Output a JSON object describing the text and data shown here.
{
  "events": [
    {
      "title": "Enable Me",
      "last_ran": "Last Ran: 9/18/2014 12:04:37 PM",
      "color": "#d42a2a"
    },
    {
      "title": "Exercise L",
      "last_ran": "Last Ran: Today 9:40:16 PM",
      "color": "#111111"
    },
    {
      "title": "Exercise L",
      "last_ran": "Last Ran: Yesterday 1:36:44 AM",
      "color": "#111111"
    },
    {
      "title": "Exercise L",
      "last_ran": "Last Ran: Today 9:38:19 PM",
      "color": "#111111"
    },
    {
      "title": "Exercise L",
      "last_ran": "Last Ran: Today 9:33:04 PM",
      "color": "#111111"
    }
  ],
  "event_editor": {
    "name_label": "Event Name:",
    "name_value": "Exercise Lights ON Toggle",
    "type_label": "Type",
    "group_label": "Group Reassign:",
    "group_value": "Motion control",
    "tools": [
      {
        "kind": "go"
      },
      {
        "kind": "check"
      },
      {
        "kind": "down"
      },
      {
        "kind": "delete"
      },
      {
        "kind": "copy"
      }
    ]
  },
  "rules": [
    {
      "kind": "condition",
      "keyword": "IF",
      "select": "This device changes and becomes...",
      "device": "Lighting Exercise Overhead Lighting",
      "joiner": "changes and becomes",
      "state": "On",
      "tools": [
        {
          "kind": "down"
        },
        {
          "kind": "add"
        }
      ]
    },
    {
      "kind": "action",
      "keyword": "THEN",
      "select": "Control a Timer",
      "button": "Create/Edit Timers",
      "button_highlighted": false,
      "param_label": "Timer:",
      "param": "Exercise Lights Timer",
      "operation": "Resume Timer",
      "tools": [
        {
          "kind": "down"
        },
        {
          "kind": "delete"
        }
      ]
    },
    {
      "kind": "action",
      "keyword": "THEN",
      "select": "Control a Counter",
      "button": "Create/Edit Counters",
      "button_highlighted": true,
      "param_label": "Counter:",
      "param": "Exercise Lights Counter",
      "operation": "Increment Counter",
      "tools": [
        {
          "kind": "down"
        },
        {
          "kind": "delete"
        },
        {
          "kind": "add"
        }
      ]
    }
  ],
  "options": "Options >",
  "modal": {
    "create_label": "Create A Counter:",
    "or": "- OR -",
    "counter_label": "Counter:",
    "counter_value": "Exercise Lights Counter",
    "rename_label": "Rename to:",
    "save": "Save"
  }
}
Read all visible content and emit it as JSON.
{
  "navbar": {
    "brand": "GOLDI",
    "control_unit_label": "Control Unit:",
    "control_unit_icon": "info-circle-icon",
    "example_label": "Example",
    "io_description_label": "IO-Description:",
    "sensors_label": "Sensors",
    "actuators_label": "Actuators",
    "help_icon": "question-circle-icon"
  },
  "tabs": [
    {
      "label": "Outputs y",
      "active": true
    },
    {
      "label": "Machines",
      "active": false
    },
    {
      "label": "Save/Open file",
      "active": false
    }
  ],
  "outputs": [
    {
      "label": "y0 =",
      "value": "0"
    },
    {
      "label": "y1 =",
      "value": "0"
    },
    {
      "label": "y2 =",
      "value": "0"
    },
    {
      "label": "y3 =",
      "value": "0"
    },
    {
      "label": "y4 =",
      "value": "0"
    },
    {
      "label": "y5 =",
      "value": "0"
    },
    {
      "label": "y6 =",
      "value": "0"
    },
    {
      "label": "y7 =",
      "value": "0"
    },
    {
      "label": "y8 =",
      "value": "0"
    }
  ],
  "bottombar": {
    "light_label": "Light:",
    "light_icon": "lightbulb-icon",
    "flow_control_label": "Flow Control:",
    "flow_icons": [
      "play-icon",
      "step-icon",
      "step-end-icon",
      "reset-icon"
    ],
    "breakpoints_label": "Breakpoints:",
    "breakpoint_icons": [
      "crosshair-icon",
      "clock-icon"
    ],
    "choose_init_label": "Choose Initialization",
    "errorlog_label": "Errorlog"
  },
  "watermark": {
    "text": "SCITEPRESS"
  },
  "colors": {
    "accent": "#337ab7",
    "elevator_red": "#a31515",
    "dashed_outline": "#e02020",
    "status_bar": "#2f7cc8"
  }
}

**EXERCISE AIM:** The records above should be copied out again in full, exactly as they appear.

**THE ANSWER:**
Output a JSON object describing the text and data shown here.
{
  "events": [
    {
      "title": "Enable Me",
      "last_ran": "Last Ran: 9/18/2014 12:04:37 PM",
      "color": "#d42a2a"
    },
    {
      "title": "Exercise L",
      "last_ran": "Last Ran: Today 9:40:16 PM",
      "color": "#111111"
    },
    {
      "title": "Exercise L",
      "last_ran": "Last Ran: Yesterday 1:36:44 AM",
      "color": "#111111"
    },
    {
      "title": "Exercise L",
      "last_ran": "Last Ran: Today 9:38:19 PM",
      "color": "#111111"
    },
    {
      "title": "Exercise L",
      "last_ran": "Last Ran: Today 9:33:04 PM",
      "color": "#111111"
    }
  ],
  "event_editor": {
    "name_label": "Event Name:",
    "name_value": "Exercise Lights ON Toggle",
    "type_label": "Type",
    "group_label": "Group Reassign:",
    "group_value": "Motion control",
    "tools": [
      {
        "kind": "go"
      },
      {
        "kind": "check"
      },
      {
        "kind": "down"
      },
      {
        "kind": "delete"
      },
      {
        "kind": "copy"
      }
    ]
  },
  "rules": [
    {
      "kind": "condition",
      "keyword": "IF",
      "select": "This device changes and becomes...",
      "device": "Lighting Exercise Overhead Lighting",
      "joiner": "changes and becomes",
      "state": "On",
      "tools": [
        {
          "kind": "down"
        },
        {
          "kind": "add"
        }
      ]
    },
    {
      "kind": "action",
      "keyword": "THEN",
      "select": "Control a Timer",
      "button": "Create/Edit Timers",
      "button_highlighted": false,
      "param_label": "Timer:",
      "param": "Exercise Lights Timer",
      "operation": "Resume Timer",
      "tools": [
        {
          "kind": "down"
        },
        {
          "kind": "delete"
        }
      ]
    },
    {
      "kind": "action",
      "keyword": "THEN",
      "select": "Control a Counter",
      "button": "Create/Edit Counters",
      "button_highlighted": true,
      "param_label": "Counter:",
      "param": "Exercise Lights Counter",
      "operation": "Increment Counter",
      "tools": [
        {
          "kind": "down"
        },
        {
          "kind": "delete"
        },
        {
          "kind": "add"
        }
      ]
    }
  ],
  "options": "Options >",
  "modal": {
    "create_label": "Create A Counter:",
    "or": "- OR -",
    "counter_label": "Counter:",
    "counter_value": "Exercise Lights Counter",
    "rename_label": "Rename to:",
    "save": "Save"
  }
}
Read all visible content and emit it as JSON.
{
  "navbar": {
    "brand": "GOLDI",
    "control_unit_label": "Control Unit:",
    "control_unit_icon": "info-circle-icon",
    "example_label": "Example",
    "io_description_label": "IO-Description:",
    "sensors_label": "Sensors",
    "actuators_label": "Actuators",
    "help_icon": "question-circle-icon"
  },
  "tabs": [
    {
      "label": "Outputs y",
      "active": true
    },
    {
      "label": "Machines",
      "active": false
    },
    {
      "label": "Save/Open file",
      "active": false
    }
  ],
  "outputs": [
    {
      "label": "y0 =",
      "value": "0"
    },
    {
      "label": "y1 =",
      "value": "0"
    },
    {
      "label": "y2 =",
      "value": "0"
    },
    {
      "label": "y3 =",
      "value": "0"
    },
    {
      "label": "y4 =",
      "value": "0"
    },
    {
      "label": "y5 =",
      "value": "0"
    },
    {
      "label": "y6 =",
      "value": "0"
    },
    {
      "label": "y7 =",
      "value": "0"
    },
    {
      "label": "y8 =",
      "value": "0"
    }
  ],
  "bottombar": {
    "light_label": "Light:",
    "light_icon": "lightbulb-icon",
    "flow_control_label": "Flow Control:",
    "flow_icons": [
      "play-icon",
      "step-icon",
      "step-end-icon",
      "reset-icon"
    ],
    "breakpoints_label": "Breakpoints:",
    "breakpoint_icons": [
      "crosshair-icon",
      "clock-icon"
    ],
    "choose_init_label": "Choose Initialization",
    "errorlog_label": "Errorlog"
  },
  "watermark": {
    "text": "SCITEPRESS"
  },
  "colors": {
    "accent": "#337ab7",
    "elevator_red": "#a31515",
    "dashed_outline": "#e02020",
    "status_bar": "#2f7cc8"
  }
}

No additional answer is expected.